* Exercise details: Look through the entries below and count the lines with "folder" in them; the reply is the number alone.

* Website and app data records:
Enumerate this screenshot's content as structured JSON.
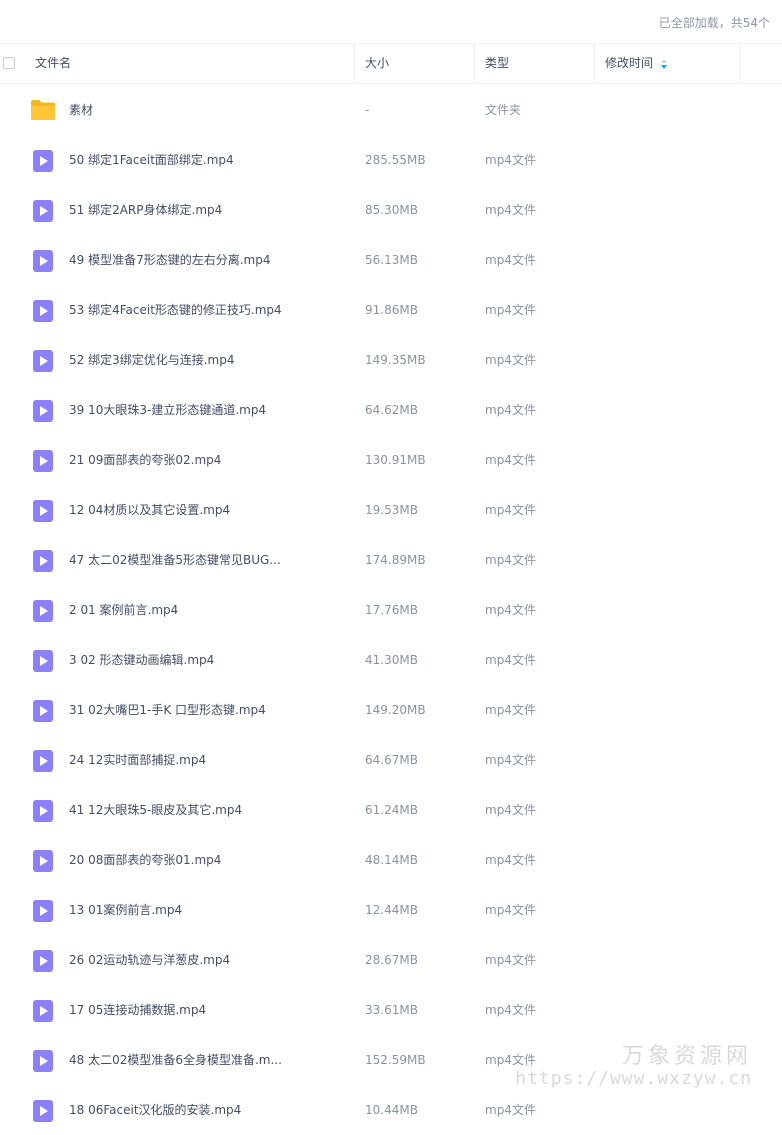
{
  "status": {
    "loaded_text": "已全部加载，共54个"
  },
  "columns": {
    "name": "文件名",
    "size": "大小",
    "type": "类型",
    "modified": "修改时间"
  },
  "icons": {
    "folder": "folder-icon",
    "video": "video-file-icon",
    "sort": "sort-icon"
  },
  "colors": {
    "folder": "#ffc536",
    "video": "#8b80f9",
    "sort_active": "#06a7ff"
  },
  "files": [
    {
      "name": "素材",
      "size": "-",
      "type": "文件夹",
      "kind": "folder"
    },
    {
      "name": "50 绑定1Faceit面部绑定.mp4",
      "size": "285.55MB",
      "type": "mp4文件",
      "kind": "video"
    },
    {
      "name": "51 绑定2ARP身体绑定.mp4",
      "size": "85.30MB",
      "type": "mp4文件",
      "kind": "video"
    },
    {
      "name": "49 模型准备7形态键的左右分离.mp4",
      "size": "56.13MB",
      "type": "mp4文件",
      "kind": "video"
    },
    {
      "name": "53 绑定4Faceit形态键的修正技巧.mp4",
      "size": "91.86MB",
      "type": "mp4文件",
      "kind": "video"
    },
    {
      "name": "52 绑定3绑定优化与连接.mp4",
      "size": "149.35MB",
      "type": "mp4文件",
      "kind": "video"
    },
    {
      "name": "39 10大眼珠3-建立形态键通道.mp4",
      "size": "64.62MB",
      "type": "mp4文件",
      "kind": "video"
    },
    {
      "name": "21 09面部表的夸张02.mp4",
      "size": "130.91MB",
      "type": "mp4文件",
      "kind": "video"
    },
    {
      "name": "12 04材质以及其它设置.mp4",
      "size": "19.53MB",
      "type": "mp4文件",
      "kind": "video"
    },
    {
      "name": "47 太二02模型准备5形态键常见BUG...",
      "size": "174.89MB",
      "type": "mp4文件",
      "kind": "video"
    },
    {
      "name": "2 01 案例前言.mp4",
      "size": "17.76MB",
      "type": "mp4文件",
      "kind": "video"
    },
    {
      "name": "3 02 形态键动画编辑.mp4",
      "size": "41.30MB",
      "type": "mp4文件",
      "kind": "video"
    },
    {
      "name": "31 02大嘴巴1-手K 口型形态键.mp4",
      "size": "149.20MB",
      "type": "mp4文件",
      "kind": "video"
    },
    {
      "name": "24 12实时面部捕捉.mp4",
      "size": "64.67MB",
      "type": "mp4文件",
      "kind": "video"
    },
    {
      "name": "41 12大眼珠5-眼皮及其它.mp4",
      "size": "61.24MB",
      "type": "mp4文件",
      "kind": "video"
    },
    {
      "name": "20 08面部表的夸张01.mp4",
      "size": "48.14MB",
      "type": "mp4文件",
      "kind": "video"
    },
    {
      "name": "13 01案例前言.mp4",
      "size": "12.44MB",
      "type": "mp4文件",
      "kind": "video"
    },
    {
      "name": "26 02运动轨迹与洋葱皮.mp4",
      "size": "28.67MB",
      "type": "mp4文件",
      "kind": "video"
    },
    {
      "name": "17 05连接动捕数据.mp4",
      "size": "33.61MB",
      "type": "mp4文件",
      "kind": "video"
    },
    {
      "name": "48 太二02模型准备6全身模型准备.m...",
      "size": "152.59MB",
      "type": "mp4文件",
      "kind": "video"
    },
    {
      "name": "18 06Faceit汉化版的安装.mp4",
      "size": "10.44MB",
      "type": "mp4文件",
      "kind": "video"
    }
  ],
  "watermark": {
    "title": "万象资源网",
    "url": "https://www.wxzyw.cn"
  }
}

* Response to the exercise: 3